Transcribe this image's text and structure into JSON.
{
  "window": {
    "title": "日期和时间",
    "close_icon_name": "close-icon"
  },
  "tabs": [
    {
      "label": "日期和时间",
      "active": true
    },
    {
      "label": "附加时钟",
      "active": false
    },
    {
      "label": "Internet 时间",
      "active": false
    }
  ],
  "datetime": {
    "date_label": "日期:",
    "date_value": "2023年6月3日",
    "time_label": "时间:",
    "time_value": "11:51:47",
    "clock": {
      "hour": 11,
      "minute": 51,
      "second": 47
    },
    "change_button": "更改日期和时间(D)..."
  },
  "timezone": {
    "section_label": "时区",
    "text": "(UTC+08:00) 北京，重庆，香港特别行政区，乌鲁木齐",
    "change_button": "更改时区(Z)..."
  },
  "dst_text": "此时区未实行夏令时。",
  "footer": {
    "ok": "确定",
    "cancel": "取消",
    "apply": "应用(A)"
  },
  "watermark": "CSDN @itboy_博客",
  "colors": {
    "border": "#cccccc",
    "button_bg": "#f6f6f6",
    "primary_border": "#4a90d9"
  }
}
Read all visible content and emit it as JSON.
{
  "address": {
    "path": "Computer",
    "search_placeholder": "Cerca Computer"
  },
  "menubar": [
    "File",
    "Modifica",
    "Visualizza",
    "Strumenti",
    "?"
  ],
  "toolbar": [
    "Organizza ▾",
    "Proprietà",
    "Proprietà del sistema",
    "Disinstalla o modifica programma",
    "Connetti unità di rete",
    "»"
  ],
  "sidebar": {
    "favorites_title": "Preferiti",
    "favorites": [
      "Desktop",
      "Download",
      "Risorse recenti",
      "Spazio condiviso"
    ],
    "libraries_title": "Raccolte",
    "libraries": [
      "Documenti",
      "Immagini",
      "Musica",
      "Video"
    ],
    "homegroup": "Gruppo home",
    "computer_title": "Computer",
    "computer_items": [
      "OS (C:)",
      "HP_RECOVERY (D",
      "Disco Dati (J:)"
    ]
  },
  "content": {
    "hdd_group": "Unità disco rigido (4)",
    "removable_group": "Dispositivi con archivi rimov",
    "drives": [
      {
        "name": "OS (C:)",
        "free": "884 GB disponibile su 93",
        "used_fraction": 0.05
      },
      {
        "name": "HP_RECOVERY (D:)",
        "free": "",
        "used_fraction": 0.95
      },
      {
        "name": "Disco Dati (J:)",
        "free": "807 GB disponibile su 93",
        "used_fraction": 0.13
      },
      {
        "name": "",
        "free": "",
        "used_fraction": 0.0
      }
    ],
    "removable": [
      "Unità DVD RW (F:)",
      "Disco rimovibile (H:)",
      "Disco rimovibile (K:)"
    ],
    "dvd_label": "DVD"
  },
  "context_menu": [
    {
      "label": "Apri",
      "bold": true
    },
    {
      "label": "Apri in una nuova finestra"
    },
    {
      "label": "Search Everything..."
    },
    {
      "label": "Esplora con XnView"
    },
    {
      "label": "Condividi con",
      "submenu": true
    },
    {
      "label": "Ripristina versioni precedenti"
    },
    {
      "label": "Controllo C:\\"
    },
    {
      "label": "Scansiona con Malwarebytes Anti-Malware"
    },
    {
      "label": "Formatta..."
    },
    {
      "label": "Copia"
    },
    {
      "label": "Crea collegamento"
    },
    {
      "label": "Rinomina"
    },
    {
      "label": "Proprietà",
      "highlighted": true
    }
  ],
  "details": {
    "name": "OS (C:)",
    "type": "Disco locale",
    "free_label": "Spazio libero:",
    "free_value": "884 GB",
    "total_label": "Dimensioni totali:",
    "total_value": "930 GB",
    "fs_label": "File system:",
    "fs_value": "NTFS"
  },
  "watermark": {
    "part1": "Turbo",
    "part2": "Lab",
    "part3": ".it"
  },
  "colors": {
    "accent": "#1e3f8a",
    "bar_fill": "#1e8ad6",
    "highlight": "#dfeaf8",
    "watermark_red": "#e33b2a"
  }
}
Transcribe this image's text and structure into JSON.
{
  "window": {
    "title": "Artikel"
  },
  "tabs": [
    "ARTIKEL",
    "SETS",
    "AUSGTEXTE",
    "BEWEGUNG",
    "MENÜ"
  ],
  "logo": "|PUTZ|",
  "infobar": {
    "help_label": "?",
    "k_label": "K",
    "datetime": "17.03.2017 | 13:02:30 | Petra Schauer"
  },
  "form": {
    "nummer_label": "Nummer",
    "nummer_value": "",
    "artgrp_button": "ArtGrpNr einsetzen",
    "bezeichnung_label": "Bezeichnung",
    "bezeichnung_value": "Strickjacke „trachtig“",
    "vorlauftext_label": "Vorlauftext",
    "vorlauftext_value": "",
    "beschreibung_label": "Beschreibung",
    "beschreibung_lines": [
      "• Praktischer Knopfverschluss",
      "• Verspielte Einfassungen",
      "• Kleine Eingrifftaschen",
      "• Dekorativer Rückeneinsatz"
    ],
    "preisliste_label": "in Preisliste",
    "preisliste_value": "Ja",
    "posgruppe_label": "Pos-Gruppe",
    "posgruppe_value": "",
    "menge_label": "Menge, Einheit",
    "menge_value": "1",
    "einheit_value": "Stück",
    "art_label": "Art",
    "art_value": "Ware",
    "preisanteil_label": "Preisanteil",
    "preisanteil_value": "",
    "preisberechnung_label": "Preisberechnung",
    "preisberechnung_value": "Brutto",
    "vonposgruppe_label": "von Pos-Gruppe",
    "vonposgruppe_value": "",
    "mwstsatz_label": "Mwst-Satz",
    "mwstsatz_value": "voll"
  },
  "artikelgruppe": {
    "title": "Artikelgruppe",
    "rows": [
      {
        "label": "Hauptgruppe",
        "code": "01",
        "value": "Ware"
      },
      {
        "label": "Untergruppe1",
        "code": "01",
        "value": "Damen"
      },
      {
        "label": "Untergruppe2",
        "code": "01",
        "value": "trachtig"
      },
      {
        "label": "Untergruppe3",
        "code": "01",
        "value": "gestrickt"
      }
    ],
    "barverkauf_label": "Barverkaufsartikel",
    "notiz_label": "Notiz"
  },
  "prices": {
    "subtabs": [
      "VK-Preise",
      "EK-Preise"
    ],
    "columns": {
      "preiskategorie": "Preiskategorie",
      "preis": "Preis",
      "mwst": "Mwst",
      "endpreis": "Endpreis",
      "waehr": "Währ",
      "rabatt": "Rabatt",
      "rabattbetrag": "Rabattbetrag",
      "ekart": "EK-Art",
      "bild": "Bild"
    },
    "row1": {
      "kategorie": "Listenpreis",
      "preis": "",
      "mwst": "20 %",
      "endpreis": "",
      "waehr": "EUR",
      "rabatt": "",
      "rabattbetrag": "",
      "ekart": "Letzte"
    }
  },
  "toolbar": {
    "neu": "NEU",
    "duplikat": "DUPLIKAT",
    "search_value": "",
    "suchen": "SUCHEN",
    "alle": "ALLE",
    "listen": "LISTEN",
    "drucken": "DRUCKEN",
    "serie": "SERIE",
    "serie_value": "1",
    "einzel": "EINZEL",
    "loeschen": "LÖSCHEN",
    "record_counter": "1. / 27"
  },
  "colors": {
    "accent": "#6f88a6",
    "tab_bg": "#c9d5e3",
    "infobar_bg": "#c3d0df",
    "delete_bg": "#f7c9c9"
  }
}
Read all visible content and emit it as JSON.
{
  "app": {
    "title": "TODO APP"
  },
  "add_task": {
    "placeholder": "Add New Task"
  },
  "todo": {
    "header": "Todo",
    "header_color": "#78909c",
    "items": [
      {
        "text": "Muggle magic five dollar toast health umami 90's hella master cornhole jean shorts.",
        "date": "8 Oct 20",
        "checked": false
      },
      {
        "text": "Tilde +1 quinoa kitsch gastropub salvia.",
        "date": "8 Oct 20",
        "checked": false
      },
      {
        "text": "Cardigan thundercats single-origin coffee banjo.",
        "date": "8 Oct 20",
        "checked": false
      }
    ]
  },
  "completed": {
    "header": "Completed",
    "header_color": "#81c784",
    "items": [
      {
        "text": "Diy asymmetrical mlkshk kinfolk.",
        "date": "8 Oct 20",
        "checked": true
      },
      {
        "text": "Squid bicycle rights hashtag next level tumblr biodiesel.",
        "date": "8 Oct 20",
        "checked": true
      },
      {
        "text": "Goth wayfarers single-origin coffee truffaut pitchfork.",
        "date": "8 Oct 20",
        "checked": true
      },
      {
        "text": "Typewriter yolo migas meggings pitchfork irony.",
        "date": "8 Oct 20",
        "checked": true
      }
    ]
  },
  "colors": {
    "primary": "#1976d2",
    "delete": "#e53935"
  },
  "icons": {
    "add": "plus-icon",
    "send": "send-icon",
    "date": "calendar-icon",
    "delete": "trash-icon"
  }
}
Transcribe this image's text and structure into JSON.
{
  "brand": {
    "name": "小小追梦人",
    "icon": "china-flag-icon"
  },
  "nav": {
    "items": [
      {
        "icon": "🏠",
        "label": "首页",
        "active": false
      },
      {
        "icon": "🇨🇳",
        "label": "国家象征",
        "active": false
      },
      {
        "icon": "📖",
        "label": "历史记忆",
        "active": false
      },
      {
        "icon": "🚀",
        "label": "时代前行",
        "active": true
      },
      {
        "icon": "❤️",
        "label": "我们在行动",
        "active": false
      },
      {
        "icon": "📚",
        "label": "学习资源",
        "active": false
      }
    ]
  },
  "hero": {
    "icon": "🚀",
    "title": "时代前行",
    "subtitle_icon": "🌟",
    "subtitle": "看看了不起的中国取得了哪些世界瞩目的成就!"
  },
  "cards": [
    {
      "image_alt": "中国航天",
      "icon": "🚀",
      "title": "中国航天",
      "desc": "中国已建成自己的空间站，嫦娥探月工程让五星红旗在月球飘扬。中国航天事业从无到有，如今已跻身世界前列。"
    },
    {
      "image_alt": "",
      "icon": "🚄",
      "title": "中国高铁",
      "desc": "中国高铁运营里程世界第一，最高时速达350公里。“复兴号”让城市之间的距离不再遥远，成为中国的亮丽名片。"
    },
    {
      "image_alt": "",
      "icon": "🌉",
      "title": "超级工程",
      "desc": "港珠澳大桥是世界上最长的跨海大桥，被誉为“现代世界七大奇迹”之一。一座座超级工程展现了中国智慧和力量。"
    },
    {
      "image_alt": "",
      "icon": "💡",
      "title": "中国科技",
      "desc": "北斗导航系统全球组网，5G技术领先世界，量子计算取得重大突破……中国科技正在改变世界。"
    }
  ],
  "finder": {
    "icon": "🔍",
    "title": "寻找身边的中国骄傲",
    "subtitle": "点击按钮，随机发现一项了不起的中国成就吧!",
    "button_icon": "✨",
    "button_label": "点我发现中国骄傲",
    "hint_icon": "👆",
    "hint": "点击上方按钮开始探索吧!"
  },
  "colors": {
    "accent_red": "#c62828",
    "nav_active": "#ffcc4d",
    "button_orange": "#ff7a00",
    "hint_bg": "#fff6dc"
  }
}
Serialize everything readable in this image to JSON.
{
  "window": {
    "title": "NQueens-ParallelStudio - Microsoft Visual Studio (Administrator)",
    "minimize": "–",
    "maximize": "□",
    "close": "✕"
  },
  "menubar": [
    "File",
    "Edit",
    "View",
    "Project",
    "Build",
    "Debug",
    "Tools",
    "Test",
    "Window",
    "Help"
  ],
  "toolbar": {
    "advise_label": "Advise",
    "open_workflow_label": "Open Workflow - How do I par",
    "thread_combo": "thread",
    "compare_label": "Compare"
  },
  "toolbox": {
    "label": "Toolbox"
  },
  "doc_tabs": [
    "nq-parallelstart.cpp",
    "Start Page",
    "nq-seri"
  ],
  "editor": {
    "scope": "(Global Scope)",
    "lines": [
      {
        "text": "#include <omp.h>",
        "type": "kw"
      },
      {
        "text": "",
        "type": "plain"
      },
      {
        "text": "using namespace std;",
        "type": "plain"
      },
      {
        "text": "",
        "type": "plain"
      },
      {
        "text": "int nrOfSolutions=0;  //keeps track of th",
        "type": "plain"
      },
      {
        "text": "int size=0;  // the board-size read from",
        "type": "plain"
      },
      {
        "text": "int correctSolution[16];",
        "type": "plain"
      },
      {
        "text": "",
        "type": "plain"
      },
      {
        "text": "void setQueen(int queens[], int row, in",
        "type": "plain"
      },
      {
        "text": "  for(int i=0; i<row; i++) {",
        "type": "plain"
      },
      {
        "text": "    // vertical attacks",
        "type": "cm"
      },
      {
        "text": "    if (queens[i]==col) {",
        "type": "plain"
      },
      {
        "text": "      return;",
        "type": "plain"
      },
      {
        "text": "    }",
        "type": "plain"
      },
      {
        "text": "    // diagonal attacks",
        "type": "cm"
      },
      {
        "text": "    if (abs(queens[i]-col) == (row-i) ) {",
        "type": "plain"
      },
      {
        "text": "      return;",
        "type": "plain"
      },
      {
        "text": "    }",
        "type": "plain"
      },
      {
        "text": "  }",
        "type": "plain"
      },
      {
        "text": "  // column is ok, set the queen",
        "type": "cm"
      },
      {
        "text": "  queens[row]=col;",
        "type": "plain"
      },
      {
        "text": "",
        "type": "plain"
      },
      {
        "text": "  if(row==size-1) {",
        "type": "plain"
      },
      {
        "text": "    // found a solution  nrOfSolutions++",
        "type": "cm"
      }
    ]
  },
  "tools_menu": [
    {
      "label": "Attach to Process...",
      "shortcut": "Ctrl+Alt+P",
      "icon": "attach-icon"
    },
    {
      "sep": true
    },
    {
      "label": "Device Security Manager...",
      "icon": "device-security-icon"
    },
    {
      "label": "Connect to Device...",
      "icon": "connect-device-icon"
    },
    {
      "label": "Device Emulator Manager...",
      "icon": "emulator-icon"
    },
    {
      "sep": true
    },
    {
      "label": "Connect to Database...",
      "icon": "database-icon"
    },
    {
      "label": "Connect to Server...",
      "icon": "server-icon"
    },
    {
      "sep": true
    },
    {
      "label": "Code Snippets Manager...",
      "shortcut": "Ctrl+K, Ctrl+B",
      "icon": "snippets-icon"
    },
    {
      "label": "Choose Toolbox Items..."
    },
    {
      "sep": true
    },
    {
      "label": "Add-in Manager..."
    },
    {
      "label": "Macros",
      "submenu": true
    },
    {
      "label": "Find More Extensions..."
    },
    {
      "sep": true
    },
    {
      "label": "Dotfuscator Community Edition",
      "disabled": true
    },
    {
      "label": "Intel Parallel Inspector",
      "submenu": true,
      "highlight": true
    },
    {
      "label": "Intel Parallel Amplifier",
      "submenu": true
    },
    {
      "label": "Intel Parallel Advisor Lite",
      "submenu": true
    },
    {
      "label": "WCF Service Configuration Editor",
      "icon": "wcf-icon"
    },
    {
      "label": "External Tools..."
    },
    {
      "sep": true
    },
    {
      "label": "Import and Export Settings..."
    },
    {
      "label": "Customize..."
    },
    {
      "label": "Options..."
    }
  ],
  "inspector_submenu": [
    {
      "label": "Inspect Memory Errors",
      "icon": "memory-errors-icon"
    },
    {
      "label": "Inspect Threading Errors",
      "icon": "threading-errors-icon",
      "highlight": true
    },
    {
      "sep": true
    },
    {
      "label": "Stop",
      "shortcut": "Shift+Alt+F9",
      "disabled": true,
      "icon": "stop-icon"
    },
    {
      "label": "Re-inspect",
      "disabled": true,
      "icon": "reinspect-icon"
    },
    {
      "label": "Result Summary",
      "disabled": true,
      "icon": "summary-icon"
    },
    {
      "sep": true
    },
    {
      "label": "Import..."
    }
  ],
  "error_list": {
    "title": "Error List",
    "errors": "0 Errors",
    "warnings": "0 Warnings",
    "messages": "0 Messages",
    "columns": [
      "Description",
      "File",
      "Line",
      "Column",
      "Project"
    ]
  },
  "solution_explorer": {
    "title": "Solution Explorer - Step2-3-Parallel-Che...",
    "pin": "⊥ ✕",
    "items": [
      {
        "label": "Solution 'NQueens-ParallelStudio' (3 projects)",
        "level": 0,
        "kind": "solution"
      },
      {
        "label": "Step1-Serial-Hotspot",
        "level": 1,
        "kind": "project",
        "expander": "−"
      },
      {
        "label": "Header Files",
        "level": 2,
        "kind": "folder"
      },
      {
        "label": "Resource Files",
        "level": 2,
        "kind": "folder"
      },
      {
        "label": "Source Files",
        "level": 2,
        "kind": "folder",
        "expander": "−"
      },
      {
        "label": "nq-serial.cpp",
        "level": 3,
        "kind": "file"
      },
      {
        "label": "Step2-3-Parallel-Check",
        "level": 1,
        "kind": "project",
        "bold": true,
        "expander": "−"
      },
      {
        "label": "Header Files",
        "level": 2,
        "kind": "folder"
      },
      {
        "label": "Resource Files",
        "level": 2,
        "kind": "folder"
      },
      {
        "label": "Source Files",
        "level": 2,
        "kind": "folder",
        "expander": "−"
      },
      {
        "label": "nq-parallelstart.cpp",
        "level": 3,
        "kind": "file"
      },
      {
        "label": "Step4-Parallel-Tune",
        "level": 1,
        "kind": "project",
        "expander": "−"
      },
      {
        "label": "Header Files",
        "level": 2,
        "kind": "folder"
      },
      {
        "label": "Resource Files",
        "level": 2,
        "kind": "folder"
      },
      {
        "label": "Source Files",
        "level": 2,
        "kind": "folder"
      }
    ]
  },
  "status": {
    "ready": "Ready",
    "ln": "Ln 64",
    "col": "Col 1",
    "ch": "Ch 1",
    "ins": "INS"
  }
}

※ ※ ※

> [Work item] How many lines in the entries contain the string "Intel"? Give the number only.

> [Answer] 3